Respect CEO picks cauliflower for Harvest Moon to prove misconceptions wrong

 Mark Kable of Harvest Moon, Belle Binder of Left Field and Respect Aged Care CEO Jason Binder. Photo: Simon Sturzaker
Mark Kable of Harvest Moon, Belle Binder of Left Field and Respect Aged Care CEO Jason Binder. Photo: Simon Sturzaker

A business leader has swapped his office for a paddock in an effort to prove anyone can do farm work if they have a "can do" attitude.

Farmers are struggle to fill picking positions in Tasmania so an aged care CEO swapped his office for a paddock full of cauliflowers.

Respect Aged Care CEO Jason Binder was out in the heat picking cauliflowers for Harvest Moon from 7.30am on Saturday and Wednesday to prove it is not bad work and not bad pay.

"I think I am frustrated with the perception," he said. "There are people out of jobs because of COVID-19 and there is seasonal work for anyone.

"If they don't have a job why not do it. Have a crack at it and give it a go. I can't keep doing it, I just don't have the time, but if I didn't have a job I would absolutely do it. I felt really positive after being outside working."

Cauliflower pickers earn about $24 an hour and are required all year round.

Dozens of pickers still needed

Harvest Moon's Mark Kable said it their busiest period and they are having to make decisions each day to chop in paddocks because they don't have the numbers on the ground.

"We have made the call to walk away from five hectares of broccoli that won't get cut," he said.

"It is a financial hit.
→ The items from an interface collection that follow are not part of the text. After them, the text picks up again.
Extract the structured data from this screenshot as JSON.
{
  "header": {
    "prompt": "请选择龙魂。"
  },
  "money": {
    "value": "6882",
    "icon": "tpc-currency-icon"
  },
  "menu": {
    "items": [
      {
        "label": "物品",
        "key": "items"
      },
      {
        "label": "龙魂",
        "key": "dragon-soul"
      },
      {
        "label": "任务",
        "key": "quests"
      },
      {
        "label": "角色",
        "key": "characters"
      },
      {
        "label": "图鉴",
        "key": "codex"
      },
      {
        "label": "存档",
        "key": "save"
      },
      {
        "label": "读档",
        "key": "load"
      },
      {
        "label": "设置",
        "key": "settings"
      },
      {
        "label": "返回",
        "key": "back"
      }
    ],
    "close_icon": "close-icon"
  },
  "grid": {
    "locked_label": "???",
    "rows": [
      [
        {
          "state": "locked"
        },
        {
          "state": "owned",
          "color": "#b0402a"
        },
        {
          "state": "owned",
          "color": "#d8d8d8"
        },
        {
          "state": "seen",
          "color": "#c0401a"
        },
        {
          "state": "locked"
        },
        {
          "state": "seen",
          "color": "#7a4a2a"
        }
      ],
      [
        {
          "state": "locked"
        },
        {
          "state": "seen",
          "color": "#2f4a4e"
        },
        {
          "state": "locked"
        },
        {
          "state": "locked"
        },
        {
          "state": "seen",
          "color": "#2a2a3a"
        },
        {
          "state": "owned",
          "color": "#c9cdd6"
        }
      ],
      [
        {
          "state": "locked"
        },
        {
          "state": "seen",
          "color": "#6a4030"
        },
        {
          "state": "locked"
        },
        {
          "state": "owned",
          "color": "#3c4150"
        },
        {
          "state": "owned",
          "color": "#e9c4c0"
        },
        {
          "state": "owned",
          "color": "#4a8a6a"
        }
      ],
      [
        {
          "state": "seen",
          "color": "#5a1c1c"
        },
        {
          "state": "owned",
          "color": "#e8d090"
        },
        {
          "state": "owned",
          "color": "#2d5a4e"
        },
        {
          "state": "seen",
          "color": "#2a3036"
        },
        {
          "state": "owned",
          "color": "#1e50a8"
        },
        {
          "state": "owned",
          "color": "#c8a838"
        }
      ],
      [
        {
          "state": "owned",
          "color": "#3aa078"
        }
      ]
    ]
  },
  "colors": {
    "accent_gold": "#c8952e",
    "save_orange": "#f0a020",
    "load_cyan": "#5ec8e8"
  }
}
At the end of the day it comes back and hits our bottom line at Harvest Moon. We could take another 30-40 people tomorrow and still probably need more people next week. We are that short."

Mr Kable believes Job Seeker payments are stopping people from following through with their applications.

"We thought Job Seeker being reduced might have helped, but really it hasn't as of yet," he said. "They have turned up and they haven't lasted. We had eight people, by lunchtime we had three and the next day there was one."

The difference a can-do attitude makes

"It is always a battle trying to fill these roles and we would prefer to have locals in these roles.

"I think for the next couple of years, until international travel settles down, Australia is going to need and be heavily reliant on Pacific Islander workers."

Jason's wife, Belle, helps farmers find workers as the managing director of Left Field.

"It is just a can-do attitude, the rest can be trained, she said.

"I think there is a misconception that we get foreigners because they are cheaper, but that is just not the case at all, certainly not for us."

This story CEO swaps desk to pick cauliflowers first appeared on The Advocate.